PROBLEM TO WORK ON: Among the lines below, return each one that contains the word "OverVoltage".

[EXERCISE DATA — start]

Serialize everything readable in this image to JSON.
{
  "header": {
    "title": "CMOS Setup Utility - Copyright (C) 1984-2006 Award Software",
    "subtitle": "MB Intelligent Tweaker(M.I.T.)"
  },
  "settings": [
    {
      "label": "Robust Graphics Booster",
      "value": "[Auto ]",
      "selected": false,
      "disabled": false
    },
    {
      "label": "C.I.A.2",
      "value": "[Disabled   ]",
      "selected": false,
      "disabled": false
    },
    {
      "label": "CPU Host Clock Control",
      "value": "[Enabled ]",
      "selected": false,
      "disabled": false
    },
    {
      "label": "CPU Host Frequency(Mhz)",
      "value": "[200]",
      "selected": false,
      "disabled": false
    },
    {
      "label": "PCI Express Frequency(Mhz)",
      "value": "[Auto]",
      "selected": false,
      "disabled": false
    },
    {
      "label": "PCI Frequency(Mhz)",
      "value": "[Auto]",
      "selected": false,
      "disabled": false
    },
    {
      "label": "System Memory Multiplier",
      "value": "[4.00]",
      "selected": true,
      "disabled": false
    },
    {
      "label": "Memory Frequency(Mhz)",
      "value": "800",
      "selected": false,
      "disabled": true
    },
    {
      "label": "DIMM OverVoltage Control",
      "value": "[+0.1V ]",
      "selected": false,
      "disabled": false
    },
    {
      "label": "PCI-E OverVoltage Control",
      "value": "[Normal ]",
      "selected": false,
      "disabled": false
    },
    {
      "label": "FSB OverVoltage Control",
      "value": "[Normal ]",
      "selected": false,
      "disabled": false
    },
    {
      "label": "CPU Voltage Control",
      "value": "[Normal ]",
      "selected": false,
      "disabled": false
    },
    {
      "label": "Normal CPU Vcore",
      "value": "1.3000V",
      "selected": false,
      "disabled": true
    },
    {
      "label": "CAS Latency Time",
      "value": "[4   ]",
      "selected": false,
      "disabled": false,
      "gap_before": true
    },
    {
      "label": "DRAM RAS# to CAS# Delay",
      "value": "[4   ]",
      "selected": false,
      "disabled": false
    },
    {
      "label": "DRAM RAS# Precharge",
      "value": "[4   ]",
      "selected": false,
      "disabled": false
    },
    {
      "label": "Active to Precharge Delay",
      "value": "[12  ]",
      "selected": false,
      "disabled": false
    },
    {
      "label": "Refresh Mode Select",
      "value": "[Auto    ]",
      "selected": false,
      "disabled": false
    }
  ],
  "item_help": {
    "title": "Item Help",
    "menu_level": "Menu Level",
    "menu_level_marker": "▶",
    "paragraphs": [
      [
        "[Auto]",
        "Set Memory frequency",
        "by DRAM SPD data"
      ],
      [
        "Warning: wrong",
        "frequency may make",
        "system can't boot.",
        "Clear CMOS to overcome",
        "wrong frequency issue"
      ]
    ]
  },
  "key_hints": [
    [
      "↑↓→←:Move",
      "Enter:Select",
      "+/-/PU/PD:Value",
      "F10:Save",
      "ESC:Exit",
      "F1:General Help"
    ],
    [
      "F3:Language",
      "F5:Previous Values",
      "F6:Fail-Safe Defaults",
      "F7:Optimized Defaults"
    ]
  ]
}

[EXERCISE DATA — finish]

ANSWER FOR THE TASK:
      "label": "DIMM OverVoltage Control",
      "label": "PCI-E OverVoltage Control",
      "label": "FSB OverVoltage Control",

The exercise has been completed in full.